The first post from my friend Paul Puopolo - an unsung revolutionary in the world of Games for Health. Paul is still at it - he's now the VP of Innovation at Highmark Blue Cross and Blue Shield. This piece was originally published on December 18, 2008.
Having just finished watching my daughter’s basketball practice, we got into the car and headed home. Not too long after we departed the parking lot, we started talking about practice (a typical coaching opportunity) but during our discussion my daughter broke out her Nintendo DS and began playing one of the titles in her “library” while simultaneously responding to my tips on how to best take the ball down the court. I had to laugh a little. Here was my daughter, having just engaged in 60 minutes of physical activity yet enjoying her video game just as much. Two types of play but in her eyes it was just fun.
Obesity rates in the U.S. are at an all time high, particularly for kids under 18 years old. No need to quote themhere. Not to get into a socio-economic debate but there are a variety of reasons that contribute to these numbers (Changes in our community and work environments and apparently the popularity of game technology are just a few).
An interesting article We’ll Get Fit if It’s Fun, based on a research study in England, states that 9 out of 10 kids want to play video games at the same time they exercise. Why? To reduce the boredom! Is it odd that kids today find exercise boring? If you ever climbed on a treadmill, rode a stationary bike or slung some dumbbells, this should be no surprise. When we launched the Horsepower Challenge – a pedometer based online game with 5 schools in Louisville, kids told us a similar story. You can check it out on Humanagames.com.
Game technology provides us a unique opportunity to motivate all generations to improve their health. But more importantly, to have fun doing so.
According to a recent Pew Internet Report over 53% of adults play video games. Are these the gamers like myself who grew up on Atari, with geometric shaped Space Invaders and Pac Man and now have kids who are avid gamers? Probably. But they are also moms who have taken on casual PC games and who Nintendo has captured with the Wii. Even seniors are increasingly getting into the “game”.
Video games provide us the ability to approach health differently. There is no reason that health has to be boring and monotonous. Our job is to focus on what's fun and make it healthy - not the reverse.

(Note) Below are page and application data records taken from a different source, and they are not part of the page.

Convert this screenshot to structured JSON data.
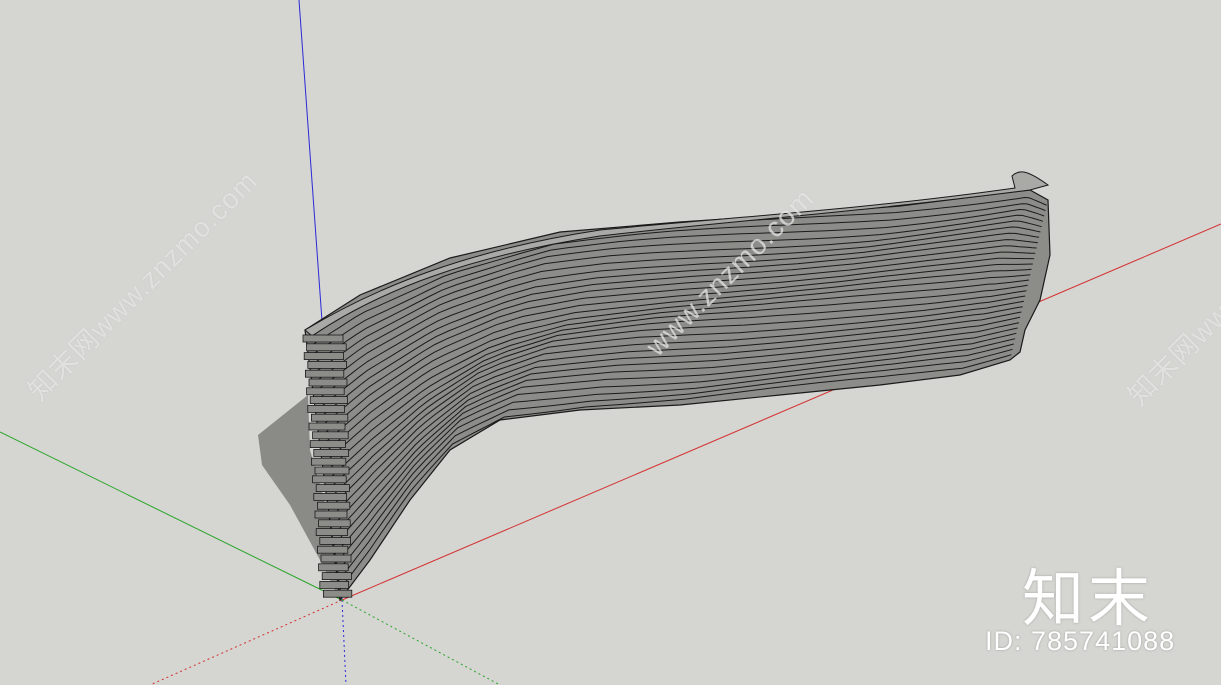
{
  "viewport": {
    "background_color": "#d5d5d1",
    "axes": {
      "x_color": "#d43030",
      "y_color": "#2aa62a",
      "z_color": "#2a2ad8"
    },
    "model": {
      "face_color": "#8c8c88",
      "top_color": "#a9a9a5",
      "edge_color": "#1a1a1a",
      "shadow_color": "#8a8a86"
    }
  },
  "watermarks": [
    "知末网www.znzmo.com",
    "www.znzmo.com",
    "知末网www.znzm"
  ],
  "logo": "知末",
  "model_id": "ID: 785741088"
}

I don’t think my daughter is going to stop playing video games anytime soon (if her older siblings are any indication). But I don’t think she is going to stop playing hoops either.